» Exercise:
Starting at the first line below, copy through to the last line exactly.
Segment Start: Given information
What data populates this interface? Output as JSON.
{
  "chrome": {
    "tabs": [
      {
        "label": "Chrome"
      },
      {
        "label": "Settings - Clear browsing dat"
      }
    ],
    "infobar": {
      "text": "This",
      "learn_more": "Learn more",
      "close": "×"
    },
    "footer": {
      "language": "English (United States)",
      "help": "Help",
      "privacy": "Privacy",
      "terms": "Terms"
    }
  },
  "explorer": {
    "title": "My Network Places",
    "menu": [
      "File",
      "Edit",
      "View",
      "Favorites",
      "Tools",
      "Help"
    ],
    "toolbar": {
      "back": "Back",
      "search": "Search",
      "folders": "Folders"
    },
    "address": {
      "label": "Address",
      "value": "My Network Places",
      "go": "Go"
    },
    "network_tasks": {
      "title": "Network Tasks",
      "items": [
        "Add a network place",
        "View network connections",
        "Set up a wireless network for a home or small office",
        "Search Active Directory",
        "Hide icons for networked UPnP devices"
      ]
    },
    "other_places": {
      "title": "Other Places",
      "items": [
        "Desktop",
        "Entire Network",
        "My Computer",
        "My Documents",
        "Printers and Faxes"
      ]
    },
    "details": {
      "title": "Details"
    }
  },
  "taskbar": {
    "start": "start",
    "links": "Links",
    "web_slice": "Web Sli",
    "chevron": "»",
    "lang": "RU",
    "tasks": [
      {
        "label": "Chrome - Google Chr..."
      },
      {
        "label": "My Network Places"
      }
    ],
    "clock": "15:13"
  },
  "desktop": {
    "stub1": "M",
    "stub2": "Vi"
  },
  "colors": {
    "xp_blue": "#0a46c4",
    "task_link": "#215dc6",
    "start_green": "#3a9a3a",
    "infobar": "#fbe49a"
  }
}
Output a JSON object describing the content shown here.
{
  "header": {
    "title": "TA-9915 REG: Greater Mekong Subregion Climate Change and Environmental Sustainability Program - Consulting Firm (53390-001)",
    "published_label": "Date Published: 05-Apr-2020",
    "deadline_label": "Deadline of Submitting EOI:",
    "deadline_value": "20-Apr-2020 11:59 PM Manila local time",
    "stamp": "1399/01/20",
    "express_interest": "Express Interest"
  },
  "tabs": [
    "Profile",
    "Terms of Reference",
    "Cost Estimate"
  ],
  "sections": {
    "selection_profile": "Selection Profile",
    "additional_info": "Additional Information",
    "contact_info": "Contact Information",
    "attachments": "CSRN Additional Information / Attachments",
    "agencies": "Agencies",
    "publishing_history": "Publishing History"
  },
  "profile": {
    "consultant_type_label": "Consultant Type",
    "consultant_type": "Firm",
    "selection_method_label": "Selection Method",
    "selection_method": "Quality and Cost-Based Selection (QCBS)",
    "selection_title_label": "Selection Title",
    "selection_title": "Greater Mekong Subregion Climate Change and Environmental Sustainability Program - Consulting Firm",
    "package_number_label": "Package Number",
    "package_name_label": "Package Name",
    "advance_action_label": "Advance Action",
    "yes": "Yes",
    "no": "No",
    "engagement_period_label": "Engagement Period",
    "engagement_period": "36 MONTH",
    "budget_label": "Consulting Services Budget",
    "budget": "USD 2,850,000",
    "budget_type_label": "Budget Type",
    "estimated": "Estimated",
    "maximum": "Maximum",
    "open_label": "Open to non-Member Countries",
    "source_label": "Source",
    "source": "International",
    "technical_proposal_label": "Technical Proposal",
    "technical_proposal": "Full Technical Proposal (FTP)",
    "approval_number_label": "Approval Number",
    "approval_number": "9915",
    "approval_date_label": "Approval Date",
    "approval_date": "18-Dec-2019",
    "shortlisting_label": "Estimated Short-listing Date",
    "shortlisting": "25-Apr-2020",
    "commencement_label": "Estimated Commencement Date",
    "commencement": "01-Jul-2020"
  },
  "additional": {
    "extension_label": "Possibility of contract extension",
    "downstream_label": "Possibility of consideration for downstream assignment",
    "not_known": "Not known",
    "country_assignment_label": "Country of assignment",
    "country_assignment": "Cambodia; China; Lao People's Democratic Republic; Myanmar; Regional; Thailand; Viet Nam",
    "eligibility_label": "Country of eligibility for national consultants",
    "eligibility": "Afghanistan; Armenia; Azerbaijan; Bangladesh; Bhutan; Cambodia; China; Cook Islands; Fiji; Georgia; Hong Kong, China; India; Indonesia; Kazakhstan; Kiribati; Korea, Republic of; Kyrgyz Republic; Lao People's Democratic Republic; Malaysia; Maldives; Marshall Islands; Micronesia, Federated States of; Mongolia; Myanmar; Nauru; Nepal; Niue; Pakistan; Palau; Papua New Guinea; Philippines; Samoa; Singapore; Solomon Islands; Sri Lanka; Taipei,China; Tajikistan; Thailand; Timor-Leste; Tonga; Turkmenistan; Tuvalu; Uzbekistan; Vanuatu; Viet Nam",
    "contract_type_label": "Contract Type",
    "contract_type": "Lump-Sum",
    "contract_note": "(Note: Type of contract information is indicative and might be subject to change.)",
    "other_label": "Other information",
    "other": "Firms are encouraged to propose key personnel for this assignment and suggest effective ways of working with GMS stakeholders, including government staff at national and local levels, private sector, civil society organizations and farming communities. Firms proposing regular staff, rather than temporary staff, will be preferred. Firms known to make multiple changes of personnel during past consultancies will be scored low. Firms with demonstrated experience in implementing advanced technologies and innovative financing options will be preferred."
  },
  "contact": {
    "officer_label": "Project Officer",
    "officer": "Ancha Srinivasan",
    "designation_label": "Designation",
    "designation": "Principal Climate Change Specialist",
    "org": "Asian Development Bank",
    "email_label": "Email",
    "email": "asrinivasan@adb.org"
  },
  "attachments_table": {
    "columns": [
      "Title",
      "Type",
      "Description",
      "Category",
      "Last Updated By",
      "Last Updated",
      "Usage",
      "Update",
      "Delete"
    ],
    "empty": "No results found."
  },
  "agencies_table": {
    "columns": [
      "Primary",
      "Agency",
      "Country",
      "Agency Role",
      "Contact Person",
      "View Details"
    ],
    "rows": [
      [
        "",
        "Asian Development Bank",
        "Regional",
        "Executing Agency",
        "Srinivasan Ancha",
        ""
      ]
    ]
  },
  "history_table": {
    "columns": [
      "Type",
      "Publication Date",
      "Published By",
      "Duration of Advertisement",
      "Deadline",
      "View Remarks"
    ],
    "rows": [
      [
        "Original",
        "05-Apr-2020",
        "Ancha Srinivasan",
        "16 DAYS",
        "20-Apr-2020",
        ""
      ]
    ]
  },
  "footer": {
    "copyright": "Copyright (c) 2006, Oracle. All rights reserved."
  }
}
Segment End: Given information
» Result for this task:
What data populates this interface? Output as JSON.
{
  "chrome": {
    "tabs": [
      {
        "label": "Chrome"
      },
      {
        "label": "Settings - Clear browsing dat"
      }
    ],
    "infobar": {
      "text": "This",
      "learn_more": "Learn more",
      "close": "×"
    },
    "footer": {
      "language": "English (United States)",
      "help": "Help",
      "privacy": "Privacy",
      "terms": "Terms"
    }
  },
  "explorer": {
    "title": "My Network Places",
    "menu": [
      "File",
      "Edit",
      "View",
      "Favorites",
      "Tools",
      "Help"
    ],
    "toolbar": {
      "back": "Back",
      "search": "Search",
      "folders": "Folders"
    },
    "address": {
      "label": "Address",
      "value": "My Network Places",
      "go": "Go"
    },
    "network_tasks": {
      "title": "Network Tasks",
      "items": [
        "Add a network place",
        "View network connections",
        "Set up a wireless network for a home or small office",
        "Search Active Directory",
        "Hide icons for networked UPnP devices"
      ]
    },
    "other_places": {
      "title": "Other Places",
      "items": [
        "Desktop",
        "Entire Network",
        "My Computer",
        "My Documents",
        "Printers and Faxes"
      ]
    },
    "details": {
      "title": "Details"
    }
  },
  "taskbar": {
    "start": "start",
    "links": "Links",
    "web_slice": "Web Sli",
    "chevron": "»",
    "lang": "RU",
    "tasks": [
      {
        "label": "Chrome - Google Chr..."
      },
      {
        "label": "My Network Places"
      }
    ],
    "clock": "15:13"
  },
  "desktop": {
    "stub1": "M",
    "stub2": "Vi"
  },
  "colors": {
    "xp_blue": "#0a46c4",
    "task_link": "#215dc6",
    "start_green": "#3a9a3a",
    "infobar": "#fbe49a"
  }
}
Output a JSON object describing the content shown here.
{
  "header": {
    "title": "TA-9915 REG: Greater Mekong Subregion Climate Change and Environmental Sustainability Program - Consulting Firm (53390-001)",
    "published_label": "Date Published: 05-Apr-2020",
    "deadline_label": "Deadline of Submitting EOI:",
    "deadline_value": "20-Apr-2020 11:59 PM Manila local time",
    "stamp": "1399/01/20",
    "express_interest": "Express Interest"
  },
  "tabs": [
    "Profile",
    "Terms of Reference",
    "Cost Estimate"
  ],
  "sections": {
    "selection_profile": "Selection Profile",
    "additional_info": "Additional Information",
    "contact_info": "Contact Information",
    "attachments": "CSRN Additional Information / Attachments",
    "agencies": "Agencies",
    "publishing_history": "Publishing History"
  },
  "profile": {
    "consultant_type_label": "Consultant Type",
    "consultant_type": "Firm",
    "selection_method_label": "Selection Method",
    "selection_method": "Quality and Cost-Based Selection (QCBS)",
    "selection_title_label": "Selection Title",
    "selection_title": "Greater Mekong Subregion Climate Change and Environmental Sustainability Program - Consulting Firm",
    "package_number_label": "Package Number",
    "package_name_label": "Package Name",
    "advance_action_label": "Advance Action",
    "yes": "Yes",
    "no": "No",
    "engagement_period_label": "Engagement Period",
    "engagement_period": "36 MONTH",
    "budget_label": "Consulting Services Budget",
    "budget": "USD 2,850,000",
    "budget_type_label": "Budget Type",
    "estimated": "Estimated",
    "maximum": "Maximum",
    "open_label": "Open to non-Member Countries",
    "source_label": "Source",
    "source": "International",
    "technical_proposal_label": "Technical Proposal",
    "technical_proposal": "Full Technical Proposal (FTP)",
    "approval_number_label": "Approval Number",
    "approval_number": "9915",
    "approval_date_label": "Approval Date",
    "approval_date": "18-Dec-2019",
    "shortlisting_label": "Estimated Short-listing Date",
    "shortlisting": "25-Apr-2020",
    "commencement_label": "Estimated Commencement Date",
    "commencement": "01-Jul-2020"
  },
  "additional": {
    "extension_label": "Possibility of contract extension",
    "downstream_label": "Possibility of consideration for downstream assignment",
    "not_known": "Not known",
    "country_assignment_label": "Country of assignment",
    "country_assignment": "Cambodia; China; Lao People's Democratic Republic; Myanmar; Regional; Thailand; Viet Nam",
    "eligibility_label": "Country of eligibility for national consultants",
    "eligibility": "Afghanistan; Armenia; Azerbaijan; Bangladesh; Bhutan; Cambodia; China; Cook Islands; Fiji; Georgia; Hong Kong, China; India; Indonesia; Kazakhstan; Kiribati; Korea, Republic of; Kyrgyz Republic; Lao People's Democratic Republic; Malaysia; Maldives; Marshall Islands; Micronesia, Federated States of; Mongolia; Myanmar; Nauru; Nepal; Niue; Pakistan; Palau; Papua New Guinea; Philippines; Samoa; Singapore; Solomon Islands; Sri Lanka; Taipei,China; Tajikistan; Thailand; Timor-Leste; Tonga; Turkmenistan; Tuvalu; Uzbekistan; Vanuatu; Viet Nam",
    "contract_type_label": "Contract Type",
    "contract_type": "Lump-Sum",
    "contract_note": "(Note: Type of contract information is indicative and might be subject to change.)",
    "other_label": "Other information",
    "other": "Firms are encouraged to propose key personnel for this assignment and suggest effective ways of working with GMS stakeholders, including government staff at national and local levels, private sector, civil society organizations and farming communities. Firms proposing regular staff, rather than temporary staff, will be preferred. Firms known to make multiple changes of personnel during past consultancies will be scored low. Firms with demonstrated experience in implementing advanced technologies and innovative financing options will be preferred."
  },
  "contact": {
    "officer_label": "Project Officer",
    "officer": "Ancha Srinivasan",
    "designation_label": "Designation",
    "designation": "Principal Climate Change Specialist",
    "org": "Asian Development Bank",
    "email_label": "Email",
    "email": "asrinivasan@adb.org"
  },
  "attachments_table": {
    "columns": [
      "Title",
      "Type",
      "Description",
      "Category",
      "Last Updated By",
      "Last Updated",
      "Usage",
      "Update",
      "Delete"
    ],
    "empty": "No results found."
  },
  "agencies_table": {
    "columns": [
      "Primary",
      "Agency",
      "Country",
      "Agency Role",
      "Contact Person",
      "View Details"
    ],
    "rows": [
      [
        "",
        "Asian Development Bank",
        "Regional",
        "Executing Agency",
        "Srinivasan Ancha",
        ""
      ]
    ]
  },
  "history_table": {
    "columns": [
      "Type",
      "Publication Date",
      "Published By",
      "Duration of Advertisement",
      "Deadline",
      "View Remarks"
    ],
    "rows": [
      [
        "Original",
        "05-Apr-2020",
        "Ancha Srinivasan",
        "16 DAYS",
        "20-Apr-2020",
        ""
      ]
    ]
  },
  "footer": {
    "copyright": "Copyright (c) 2006, Oracle. All rights reserved."
  }
}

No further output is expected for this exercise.